How to be winsome without trying too hard
“Toy Story 3” is just a delight.  It’s clever, well-thought-out, and supplies just the right combination of story line, humor, and slight twist at the end.  The fact that the characters are animated seems almost secondary after a while, because we know them and root for them anyway.  Woody (the voice of Tom Hanks) is the well-meaning sheriff, whose loyalty is to Andy, the little boy who’s now grown up and ready to go off to college.  Andy’s Mom says he has to decide what to do with the stuff in his room:  either throw it out, bag it and put it in the attic, or donate it to the local day care center.  The toys inadvertently wind up in the donation bag, and they are terribly abused at the day care center.  Everybody’s toys are nobody’s possession. And there are bullies among the toys there, when they all come out at night to play, as well. So our ol’ favorites like Buzz Lightyear (Tim Allen) and Ken and Barbie and Slinky Dog and all the rest seem destined, like “Puff the Magic Dragon,” to just sadly slip away.  Ah, but our fearless little gang of inanimates manage somehow to save each other from destruction and return safely to Andy, who tenderly places them in the care of a little neighbor girl with just the right sense of imagination and wonder, pushing that happy/sad button within even the most callous of adults.  This is great filmmaking for viewers of all ages.  And in places, simply hilarious, as well.
“Jonah Hex” is part animated, part old-fashioned Western with a comic book feel.  The twist is that Jonah Hex, the primary character, looks like the bad guy---all ugly and taciturn and violent.  We’re supposed to believe that he used to be a normal rancher with a wife and family who went over to the Dark Side when his whole household was brutally murdered before his eyes, and then his face was permanently scarred with a scalding hot branding iron.  Well, that may be enough to make anybody mean.  He becomes a merciless bounty hunter, with a price on his own head, but his relentlessness is suddenly needed by President U.S. Grant to hunt down a terrorist who threatens the whole post-Civil War peace.  See, all we have to do to find Osama Bin Laden is send Jonah Hex after him.  Well, of course the characters are caricatured.  What can we expect out of pulp fiction cowboys?  But it’s so humorless, so formulaic, and so dreary that find ourselves wishing for---Buzz Lightyear in his space suit suddenly doing a salsa dance?

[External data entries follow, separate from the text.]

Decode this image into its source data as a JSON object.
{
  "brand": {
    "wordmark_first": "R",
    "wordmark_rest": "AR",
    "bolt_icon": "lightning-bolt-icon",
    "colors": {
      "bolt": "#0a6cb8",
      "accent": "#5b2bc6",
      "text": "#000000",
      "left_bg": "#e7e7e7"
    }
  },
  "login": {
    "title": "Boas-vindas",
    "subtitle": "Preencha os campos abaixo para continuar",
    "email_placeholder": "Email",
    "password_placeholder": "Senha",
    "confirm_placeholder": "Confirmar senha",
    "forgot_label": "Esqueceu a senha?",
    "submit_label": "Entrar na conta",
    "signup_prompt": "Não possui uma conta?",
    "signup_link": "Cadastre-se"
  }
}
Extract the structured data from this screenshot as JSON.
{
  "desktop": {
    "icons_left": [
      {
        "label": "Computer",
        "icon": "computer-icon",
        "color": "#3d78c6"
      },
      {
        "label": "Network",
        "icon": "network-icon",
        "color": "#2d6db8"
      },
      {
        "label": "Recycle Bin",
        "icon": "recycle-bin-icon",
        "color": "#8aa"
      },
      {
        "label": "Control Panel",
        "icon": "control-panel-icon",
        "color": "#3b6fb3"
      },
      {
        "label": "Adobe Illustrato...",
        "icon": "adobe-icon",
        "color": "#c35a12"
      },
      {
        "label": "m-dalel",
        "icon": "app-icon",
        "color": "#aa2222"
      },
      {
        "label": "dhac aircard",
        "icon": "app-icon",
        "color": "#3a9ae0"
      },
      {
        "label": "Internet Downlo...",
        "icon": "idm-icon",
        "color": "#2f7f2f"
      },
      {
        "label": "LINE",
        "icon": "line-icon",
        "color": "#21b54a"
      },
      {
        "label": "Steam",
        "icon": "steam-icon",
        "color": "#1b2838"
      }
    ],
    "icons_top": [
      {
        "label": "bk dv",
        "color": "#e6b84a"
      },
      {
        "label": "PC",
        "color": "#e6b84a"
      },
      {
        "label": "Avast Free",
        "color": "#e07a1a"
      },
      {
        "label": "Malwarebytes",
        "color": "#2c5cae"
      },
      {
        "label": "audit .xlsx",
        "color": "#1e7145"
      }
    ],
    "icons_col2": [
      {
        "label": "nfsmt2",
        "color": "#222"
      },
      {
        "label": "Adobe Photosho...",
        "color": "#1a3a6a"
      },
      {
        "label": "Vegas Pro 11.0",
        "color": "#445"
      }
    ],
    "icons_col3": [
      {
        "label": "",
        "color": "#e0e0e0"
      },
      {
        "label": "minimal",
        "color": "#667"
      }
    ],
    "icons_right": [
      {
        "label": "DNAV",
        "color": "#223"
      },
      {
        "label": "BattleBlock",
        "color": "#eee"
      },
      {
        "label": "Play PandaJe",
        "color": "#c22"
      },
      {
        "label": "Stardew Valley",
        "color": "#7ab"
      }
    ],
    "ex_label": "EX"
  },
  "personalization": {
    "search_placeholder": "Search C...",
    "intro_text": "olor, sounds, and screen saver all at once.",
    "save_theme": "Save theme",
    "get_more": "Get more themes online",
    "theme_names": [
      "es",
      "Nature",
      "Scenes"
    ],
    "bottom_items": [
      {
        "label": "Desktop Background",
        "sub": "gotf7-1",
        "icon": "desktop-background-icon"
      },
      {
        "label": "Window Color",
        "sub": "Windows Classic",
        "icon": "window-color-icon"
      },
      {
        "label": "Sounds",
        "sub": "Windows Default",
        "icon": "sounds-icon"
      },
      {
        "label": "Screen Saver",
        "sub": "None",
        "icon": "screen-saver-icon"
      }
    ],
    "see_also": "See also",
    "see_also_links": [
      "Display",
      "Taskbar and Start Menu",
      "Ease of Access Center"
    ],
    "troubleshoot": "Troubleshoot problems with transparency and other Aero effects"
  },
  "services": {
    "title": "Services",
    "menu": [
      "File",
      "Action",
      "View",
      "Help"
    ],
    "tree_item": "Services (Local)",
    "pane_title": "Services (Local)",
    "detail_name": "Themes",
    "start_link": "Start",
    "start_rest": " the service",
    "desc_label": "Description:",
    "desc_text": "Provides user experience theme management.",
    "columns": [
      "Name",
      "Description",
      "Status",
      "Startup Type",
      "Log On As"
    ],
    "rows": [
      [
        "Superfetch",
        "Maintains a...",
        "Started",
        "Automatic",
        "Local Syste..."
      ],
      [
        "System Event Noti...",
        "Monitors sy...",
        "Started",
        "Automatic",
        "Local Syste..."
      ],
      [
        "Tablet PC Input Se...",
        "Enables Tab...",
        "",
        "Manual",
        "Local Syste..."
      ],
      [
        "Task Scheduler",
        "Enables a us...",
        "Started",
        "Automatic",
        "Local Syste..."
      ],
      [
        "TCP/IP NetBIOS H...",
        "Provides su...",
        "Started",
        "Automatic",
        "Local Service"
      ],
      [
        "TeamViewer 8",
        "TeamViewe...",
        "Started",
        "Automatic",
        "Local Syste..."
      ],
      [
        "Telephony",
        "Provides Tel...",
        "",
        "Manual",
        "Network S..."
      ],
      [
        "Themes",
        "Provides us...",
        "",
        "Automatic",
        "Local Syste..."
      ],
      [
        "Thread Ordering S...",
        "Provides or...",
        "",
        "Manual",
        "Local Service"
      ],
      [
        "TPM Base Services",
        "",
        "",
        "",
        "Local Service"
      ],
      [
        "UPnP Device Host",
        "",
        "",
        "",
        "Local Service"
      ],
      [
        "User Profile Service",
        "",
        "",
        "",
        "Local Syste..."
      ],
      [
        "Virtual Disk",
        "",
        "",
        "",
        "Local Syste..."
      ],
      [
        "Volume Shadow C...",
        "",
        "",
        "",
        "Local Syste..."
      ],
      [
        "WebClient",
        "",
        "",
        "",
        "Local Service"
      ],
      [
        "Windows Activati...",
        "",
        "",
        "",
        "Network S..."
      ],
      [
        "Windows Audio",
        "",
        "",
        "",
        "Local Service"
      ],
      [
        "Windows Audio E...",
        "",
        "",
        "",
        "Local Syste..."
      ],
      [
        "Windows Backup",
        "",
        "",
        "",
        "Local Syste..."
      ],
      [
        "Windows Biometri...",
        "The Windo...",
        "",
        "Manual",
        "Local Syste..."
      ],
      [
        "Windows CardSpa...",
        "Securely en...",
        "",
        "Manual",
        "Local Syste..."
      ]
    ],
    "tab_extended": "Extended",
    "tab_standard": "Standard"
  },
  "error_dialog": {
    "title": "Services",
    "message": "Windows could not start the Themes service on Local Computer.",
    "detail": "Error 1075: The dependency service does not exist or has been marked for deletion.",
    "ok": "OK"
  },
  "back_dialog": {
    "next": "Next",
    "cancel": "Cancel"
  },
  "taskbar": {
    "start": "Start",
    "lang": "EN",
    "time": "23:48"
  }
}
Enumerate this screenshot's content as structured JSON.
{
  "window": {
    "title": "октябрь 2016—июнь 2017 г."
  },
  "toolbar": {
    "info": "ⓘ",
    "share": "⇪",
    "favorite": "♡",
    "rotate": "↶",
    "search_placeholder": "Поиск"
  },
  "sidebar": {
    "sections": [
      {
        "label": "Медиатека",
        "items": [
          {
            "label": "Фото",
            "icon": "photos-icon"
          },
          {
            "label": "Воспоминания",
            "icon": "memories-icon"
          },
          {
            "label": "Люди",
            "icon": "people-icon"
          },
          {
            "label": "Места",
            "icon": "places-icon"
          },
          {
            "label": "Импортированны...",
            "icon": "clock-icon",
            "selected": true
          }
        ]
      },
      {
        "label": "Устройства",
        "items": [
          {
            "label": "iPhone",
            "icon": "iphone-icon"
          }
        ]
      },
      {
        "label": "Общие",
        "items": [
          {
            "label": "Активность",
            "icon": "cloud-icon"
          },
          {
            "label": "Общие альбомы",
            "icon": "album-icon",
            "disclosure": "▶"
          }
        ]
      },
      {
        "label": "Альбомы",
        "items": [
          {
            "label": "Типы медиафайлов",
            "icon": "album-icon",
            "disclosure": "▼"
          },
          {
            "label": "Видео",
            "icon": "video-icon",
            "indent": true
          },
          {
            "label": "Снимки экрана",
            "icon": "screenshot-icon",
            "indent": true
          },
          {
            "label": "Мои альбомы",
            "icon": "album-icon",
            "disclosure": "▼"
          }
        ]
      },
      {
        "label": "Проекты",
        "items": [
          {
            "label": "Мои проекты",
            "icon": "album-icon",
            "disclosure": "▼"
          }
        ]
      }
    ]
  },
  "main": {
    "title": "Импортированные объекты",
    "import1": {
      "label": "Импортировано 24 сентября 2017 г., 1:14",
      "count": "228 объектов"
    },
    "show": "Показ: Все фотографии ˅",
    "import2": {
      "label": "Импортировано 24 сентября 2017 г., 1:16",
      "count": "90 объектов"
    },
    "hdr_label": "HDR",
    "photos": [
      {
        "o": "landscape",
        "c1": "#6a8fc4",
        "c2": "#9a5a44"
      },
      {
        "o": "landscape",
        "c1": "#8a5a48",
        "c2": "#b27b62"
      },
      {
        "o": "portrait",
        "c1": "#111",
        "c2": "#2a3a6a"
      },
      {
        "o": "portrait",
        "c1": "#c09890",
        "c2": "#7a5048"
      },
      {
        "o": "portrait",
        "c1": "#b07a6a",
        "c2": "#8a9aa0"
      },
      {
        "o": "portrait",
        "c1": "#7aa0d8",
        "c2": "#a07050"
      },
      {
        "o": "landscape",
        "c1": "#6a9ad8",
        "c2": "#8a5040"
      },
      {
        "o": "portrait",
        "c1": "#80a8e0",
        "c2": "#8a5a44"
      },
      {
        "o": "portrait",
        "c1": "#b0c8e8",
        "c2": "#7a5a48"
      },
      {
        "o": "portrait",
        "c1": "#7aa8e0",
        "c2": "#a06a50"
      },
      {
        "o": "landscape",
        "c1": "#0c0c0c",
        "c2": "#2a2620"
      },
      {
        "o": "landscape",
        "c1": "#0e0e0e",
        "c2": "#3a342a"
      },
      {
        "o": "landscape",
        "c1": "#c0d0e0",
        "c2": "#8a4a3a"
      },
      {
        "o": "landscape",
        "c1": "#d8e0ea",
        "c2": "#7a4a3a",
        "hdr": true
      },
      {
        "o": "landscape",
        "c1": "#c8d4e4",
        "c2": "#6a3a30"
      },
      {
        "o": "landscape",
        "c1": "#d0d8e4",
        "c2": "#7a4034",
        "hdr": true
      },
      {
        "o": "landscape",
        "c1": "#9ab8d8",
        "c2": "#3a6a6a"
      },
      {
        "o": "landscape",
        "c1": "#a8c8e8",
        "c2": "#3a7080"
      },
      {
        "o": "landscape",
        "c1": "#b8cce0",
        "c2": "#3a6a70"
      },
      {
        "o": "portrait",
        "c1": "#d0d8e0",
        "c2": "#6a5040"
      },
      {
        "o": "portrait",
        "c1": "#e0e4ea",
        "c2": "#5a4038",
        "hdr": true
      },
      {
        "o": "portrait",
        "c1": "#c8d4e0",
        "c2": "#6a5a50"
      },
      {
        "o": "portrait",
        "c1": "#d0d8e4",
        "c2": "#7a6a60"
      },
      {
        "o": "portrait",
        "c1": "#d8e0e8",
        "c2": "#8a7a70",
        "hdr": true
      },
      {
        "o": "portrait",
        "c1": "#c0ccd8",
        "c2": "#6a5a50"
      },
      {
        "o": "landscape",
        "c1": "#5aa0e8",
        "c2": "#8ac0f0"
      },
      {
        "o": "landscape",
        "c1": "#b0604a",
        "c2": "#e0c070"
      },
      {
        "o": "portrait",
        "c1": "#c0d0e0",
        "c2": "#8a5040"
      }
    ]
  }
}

“Coco And Igor” is, in its own way, just as taciturn and formulaic;  there’s just an elegiac wrapping.  Coco Chanel (Anna Mouglalis) is at the height of her creative powers in postwar Paris , and the world is beating a path to her upscale dress shop.  She feels sorry for Igor Stravinsky (Mads Mikkelson), whose vanguard composition “Rite of Spring” was met with such vituperative outrage by the Parisian bluebloods prior to the War’s outbreak that the illustrious composer is now reduced to poverty, and worse, obscurity.  Coco feels sorry for him, and takes him and his entire family into her own country estate, where Igor soon emerges from his funk and begins seriously composing some indelibly “modern” music, and there’s something about all the creative juices flowing in that place that Coco and Igor are attracted to each other like moths to flame.  Of course, their fiery romance cannot help but sizzle out, leaving Igor feeling burned and consumed (which only added emotional depth to his compositions), and his family life in tatters, but he remains strangely stoic throughout.  She hardly ever smiles, either.  It’s like raw passion meets haute couture and creates a blazing comet that soon comes crashing down to earth.  Powerful score, though.  Great wardrobes.  Ardor alternating with languor, interspersed with classical etudes that sometimes sound like Scott Joplin is trying to come out and play for a while.  But we can’t really root for anybody here, and we certainly aren’t amused, and there are neither behavioral mores, nor morals to the story.  And we find ourselves wishing for a wise-cracking Mr. Potato Head, just to lighten things up.
“Toy Story 3” deserves all the accolades and attention it’s now receiving, because it’s just so incredibly winsome.  Without even trying too hard.
Dr. Ronald P. Salfen, Pastor, Grace Presbyterian Church, Greenville , Texas